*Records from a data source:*
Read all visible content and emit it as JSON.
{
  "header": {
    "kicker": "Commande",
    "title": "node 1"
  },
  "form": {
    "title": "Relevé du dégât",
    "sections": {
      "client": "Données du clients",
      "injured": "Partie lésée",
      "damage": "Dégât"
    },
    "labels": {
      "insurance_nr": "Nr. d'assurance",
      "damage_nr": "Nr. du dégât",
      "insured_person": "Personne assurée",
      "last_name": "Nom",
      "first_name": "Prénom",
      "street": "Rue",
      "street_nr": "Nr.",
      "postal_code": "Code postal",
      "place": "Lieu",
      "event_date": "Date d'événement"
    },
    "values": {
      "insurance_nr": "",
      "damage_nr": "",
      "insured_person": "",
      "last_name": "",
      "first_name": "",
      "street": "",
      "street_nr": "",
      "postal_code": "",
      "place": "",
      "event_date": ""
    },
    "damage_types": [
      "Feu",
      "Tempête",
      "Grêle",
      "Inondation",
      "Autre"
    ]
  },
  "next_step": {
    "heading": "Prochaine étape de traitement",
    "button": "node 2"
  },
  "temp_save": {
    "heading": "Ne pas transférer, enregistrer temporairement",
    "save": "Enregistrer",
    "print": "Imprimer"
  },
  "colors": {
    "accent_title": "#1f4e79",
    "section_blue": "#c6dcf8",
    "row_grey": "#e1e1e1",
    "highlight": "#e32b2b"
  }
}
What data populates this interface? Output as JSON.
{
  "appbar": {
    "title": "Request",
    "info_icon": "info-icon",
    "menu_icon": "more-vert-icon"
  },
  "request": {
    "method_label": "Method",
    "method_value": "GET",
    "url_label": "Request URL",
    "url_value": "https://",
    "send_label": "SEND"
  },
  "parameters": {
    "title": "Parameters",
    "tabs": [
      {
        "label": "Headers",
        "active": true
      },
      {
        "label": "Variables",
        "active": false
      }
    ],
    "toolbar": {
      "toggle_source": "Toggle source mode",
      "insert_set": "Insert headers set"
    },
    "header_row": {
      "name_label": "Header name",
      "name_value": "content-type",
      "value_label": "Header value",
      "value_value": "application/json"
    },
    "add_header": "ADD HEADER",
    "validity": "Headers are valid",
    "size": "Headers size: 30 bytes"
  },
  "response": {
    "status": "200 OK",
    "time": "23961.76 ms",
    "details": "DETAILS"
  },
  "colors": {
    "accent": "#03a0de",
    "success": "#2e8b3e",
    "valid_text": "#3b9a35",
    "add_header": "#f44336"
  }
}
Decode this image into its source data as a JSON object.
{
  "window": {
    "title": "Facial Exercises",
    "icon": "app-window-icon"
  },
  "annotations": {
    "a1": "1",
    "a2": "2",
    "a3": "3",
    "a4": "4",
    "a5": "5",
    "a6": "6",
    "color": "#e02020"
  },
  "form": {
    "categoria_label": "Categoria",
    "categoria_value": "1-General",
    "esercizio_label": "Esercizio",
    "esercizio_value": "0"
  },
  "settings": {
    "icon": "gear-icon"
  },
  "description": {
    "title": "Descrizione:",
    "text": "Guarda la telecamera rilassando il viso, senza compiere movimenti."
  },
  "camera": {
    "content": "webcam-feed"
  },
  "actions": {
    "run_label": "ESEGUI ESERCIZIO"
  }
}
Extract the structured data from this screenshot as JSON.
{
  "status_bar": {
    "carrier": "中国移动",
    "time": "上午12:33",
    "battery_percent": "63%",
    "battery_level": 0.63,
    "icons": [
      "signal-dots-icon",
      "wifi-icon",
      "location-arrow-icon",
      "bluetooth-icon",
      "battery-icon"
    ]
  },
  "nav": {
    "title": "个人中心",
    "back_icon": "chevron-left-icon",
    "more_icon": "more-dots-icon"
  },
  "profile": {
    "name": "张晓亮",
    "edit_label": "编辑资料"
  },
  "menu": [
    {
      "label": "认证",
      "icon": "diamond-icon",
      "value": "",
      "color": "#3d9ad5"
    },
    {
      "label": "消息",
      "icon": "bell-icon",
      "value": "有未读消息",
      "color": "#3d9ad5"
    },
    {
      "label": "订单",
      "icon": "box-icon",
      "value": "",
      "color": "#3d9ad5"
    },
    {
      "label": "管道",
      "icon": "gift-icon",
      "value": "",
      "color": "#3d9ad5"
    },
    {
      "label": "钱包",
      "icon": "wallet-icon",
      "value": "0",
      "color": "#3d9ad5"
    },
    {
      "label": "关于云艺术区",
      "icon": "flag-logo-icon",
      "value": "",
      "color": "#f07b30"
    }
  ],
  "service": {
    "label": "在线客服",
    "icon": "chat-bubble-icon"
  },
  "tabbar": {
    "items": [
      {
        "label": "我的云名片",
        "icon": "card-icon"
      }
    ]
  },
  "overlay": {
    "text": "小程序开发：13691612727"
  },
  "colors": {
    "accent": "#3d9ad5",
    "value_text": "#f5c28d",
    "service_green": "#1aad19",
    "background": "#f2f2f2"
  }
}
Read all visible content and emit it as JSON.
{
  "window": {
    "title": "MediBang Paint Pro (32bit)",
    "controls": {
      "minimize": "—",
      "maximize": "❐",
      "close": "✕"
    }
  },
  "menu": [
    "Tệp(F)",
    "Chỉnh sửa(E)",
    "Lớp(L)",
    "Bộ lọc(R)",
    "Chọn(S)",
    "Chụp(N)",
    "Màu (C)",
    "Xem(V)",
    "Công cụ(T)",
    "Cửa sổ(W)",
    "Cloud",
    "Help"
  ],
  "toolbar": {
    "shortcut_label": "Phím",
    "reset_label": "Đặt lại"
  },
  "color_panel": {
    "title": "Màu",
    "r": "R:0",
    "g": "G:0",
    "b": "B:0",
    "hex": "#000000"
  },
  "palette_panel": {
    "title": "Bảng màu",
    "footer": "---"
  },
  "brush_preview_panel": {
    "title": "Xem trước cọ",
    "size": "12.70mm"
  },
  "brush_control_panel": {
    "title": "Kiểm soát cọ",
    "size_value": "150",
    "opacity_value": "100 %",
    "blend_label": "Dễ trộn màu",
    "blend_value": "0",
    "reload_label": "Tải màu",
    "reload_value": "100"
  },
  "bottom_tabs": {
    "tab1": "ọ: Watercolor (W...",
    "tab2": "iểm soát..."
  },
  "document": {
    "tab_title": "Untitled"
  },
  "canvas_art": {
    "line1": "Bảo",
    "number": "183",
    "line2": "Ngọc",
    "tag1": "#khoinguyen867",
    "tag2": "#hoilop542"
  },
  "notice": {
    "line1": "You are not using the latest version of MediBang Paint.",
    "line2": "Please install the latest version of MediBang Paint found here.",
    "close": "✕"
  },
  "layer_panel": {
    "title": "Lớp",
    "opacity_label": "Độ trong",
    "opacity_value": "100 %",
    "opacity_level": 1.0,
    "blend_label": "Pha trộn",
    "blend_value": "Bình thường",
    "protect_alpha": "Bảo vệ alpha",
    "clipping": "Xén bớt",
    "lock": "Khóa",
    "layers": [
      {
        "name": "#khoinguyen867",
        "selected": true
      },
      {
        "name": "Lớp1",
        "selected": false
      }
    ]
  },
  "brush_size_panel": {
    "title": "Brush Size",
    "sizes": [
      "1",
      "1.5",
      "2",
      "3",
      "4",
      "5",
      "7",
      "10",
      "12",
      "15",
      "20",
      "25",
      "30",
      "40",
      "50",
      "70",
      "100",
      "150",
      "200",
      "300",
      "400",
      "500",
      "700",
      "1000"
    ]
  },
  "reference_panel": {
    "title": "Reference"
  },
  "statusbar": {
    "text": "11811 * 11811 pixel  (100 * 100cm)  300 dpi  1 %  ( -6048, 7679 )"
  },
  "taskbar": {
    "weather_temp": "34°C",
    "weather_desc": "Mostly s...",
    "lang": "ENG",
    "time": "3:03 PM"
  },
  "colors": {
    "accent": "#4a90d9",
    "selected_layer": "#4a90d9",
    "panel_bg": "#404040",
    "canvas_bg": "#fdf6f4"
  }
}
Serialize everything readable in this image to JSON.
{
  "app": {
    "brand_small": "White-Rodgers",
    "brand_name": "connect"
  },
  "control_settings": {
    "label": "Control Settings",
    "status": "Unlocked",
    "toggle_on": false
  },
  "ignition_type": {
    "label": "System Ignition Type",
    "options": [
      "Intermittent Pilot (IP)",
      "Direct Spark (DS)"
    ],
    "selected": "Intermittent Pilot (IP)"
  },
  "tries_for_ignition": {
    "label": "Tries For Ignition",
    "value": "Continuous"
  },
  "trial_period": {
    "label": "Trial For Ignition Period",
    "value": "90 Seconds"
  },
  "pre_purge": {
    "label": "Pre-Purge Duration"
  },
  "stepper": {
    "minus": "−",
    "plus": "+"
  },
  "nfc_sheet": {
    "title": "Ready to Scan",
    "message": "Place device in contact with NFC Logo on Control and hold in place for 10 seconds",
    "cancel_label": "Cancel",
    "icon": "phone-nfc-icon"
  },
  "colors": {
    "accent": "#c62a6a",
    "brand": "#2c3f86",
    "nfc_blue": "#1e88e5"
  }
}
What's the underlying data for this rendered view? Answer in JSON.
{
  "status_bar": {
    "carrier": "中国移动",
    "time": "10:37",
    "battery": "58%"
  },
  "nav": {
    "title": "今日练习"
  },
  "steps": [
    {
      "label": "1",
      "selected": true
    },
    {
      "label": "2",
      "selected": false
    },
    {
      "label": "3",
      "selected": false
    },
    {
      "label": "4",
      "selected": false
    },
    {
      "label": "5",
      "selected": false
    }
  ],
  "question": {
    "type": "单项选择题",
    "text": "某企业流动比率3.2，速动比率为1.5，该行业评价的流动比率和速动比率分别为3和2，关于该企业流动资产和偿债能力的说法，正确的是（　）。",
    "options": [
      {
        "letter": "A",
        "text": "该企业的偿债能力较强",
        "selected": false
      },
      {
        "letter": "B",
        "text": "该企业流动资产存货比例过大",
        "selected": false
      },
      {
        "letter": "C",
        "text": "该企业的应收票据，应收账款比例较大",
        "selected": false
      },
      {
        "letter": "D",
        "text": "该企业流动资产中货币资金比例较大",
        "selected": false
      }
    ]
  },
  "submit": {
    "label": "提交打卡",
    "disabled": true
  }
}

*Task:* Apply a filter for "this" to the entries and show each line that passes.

*Response area:*
What data populates this interface? Output as JSON.
Decode this image into its source data as a JSON object.
Extract the structured data from this screenshot as JSON.
Serialize everything readable in this image to JSON.
What's the underlying data for this rendered view? Answer in JSON.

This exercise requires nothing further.